## [Problem requirements]
Your copy of the data should match it exactly, leaving out only the pictures.

....

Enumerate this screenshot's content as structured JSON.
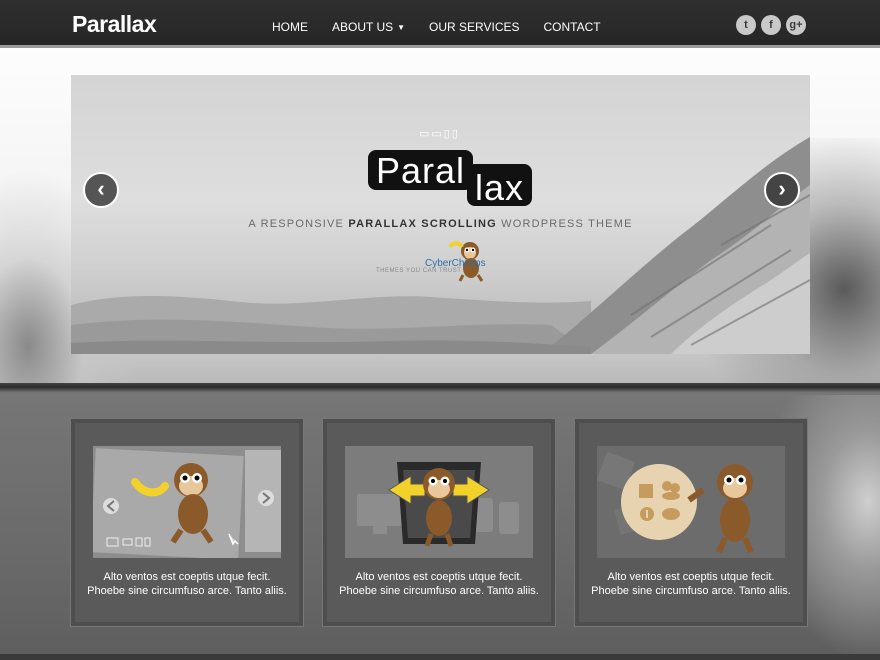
{
  "header": {
    "brand": "Parallax",
    "nav": [
      {
        "label": "HOME"
      },
      {
        "label": "ABOUT US",
        "dropdown": true
      },
      {
        "label": "OUR SERVICES"
      },
      {
        "label": "CONTACT"
      }
    ],
    "social": [
      {
        "icon": "twitter-icon",
        "glyph": "t"
      },
      {
        "icon": "facebook-icon",
        "glyph": "f"
      },
      {
        "icon": "google-plus-icon",
        "glyph": "g+"
      }
    ]
  },
  "slider": {
    "logo_part1": "Paral",
    "logo_part2": "lax",
    "tagline_pre": "A RESPONSIVE ",
    "tagline_bold": "PARALLAX SCROLLING",
    "tagline_post": " WORDPRESS THEME",
    "company_name": "CyberChimps",
    "company_tagline": "THEMES YOU CAN TRUST",
    "device_icons": "▭▭▯▯",
    "prev_glyph": "‹",
    "next_glyph": "›"
  },
  "features": [
    {
      "line1": "Alto ventos est coeptis utque fecit.",
      "line2": "Phoebe sine circumfuso arce. Tanto aliis."
    },
    {
      "line1": "Alto ventos est coeptis utque fecit.",
      "line2": "Phoebe sine circumfuso arce. Tanto aliis."
    },
    {
      "line1": "Alto ventos est coeptis utque fecit.",
      "line2": "Phoebe sine circumfuso arce. Tanto aliis."
    }
  ],
  "colors": {
    "header_bg": "#2a2a2a",
    "accent_yellow": "#f2d22a",
    "monkey_brown": "#8a5a2b",
    "link_blue": "#2d6ea3"
  }
}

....

## [Task response]
Enumerate this screenshot's content as structured JSON.
{
  "header": {
    "brand": "Parallax",
    "nav": [
      {
        "label": "HOME"
      },
      {
        "label": "ABOUT US",
        "dropdown": true
      },
      {
        "label": "OUR SERVICES"
      },
      {
        "label": "CONTACT"
      }
    ],
    "social": [
      {
        "icon": "twitter-icon",
        "glyph": "t"
      },
      {
        "icon": "facebook-icon",
        "glyph": "f"
      },
      {
        "icon": "google-plus-icon",
        "glyph": "g+"
      }
    ]
  },
  "slider": {
    "logo_part1": "Paral",
    "logo_part2": "lax",
    "tagline_pre": "A RESPONSIVE ",
    "tagline_bold": "PARALLAX SCROLLING",
    "tagline_post": " WORDPRESS THEME",
    "company_name": "CyberChimps",
    "company_tagline": "THEMES YOU CAN TRUST",
    "device_icons": "▭▭▯▯",
    "prev_glyph": "‹",
    "next_glyph": "›"
  },
  "features": [
    {
      "line1": "Alto ventos est coeptis utque fecit.",
      "line2": "Phoebe sine circumfuso arce. Tanto aliis."
    },
    {
      "line1": "Alto ventos est coeptis utque fecit.",
      "line2": "Phoebe sine circumfuso arce. Tanto aliis."
    },
    {
      "line1": "Alto ventos est coeptis utque fecit.",
      "line2": "Phoebe sine circumfuso arce. Tanto aliis."
    }
  ],
  "colors": {
    "header_bg": "#2a2a2a",
    "accent_yellow": "#f2d22a",
    "monkey_brown": "#8a5a2b",
    "link_blue": "#2d6ea3"
  }
}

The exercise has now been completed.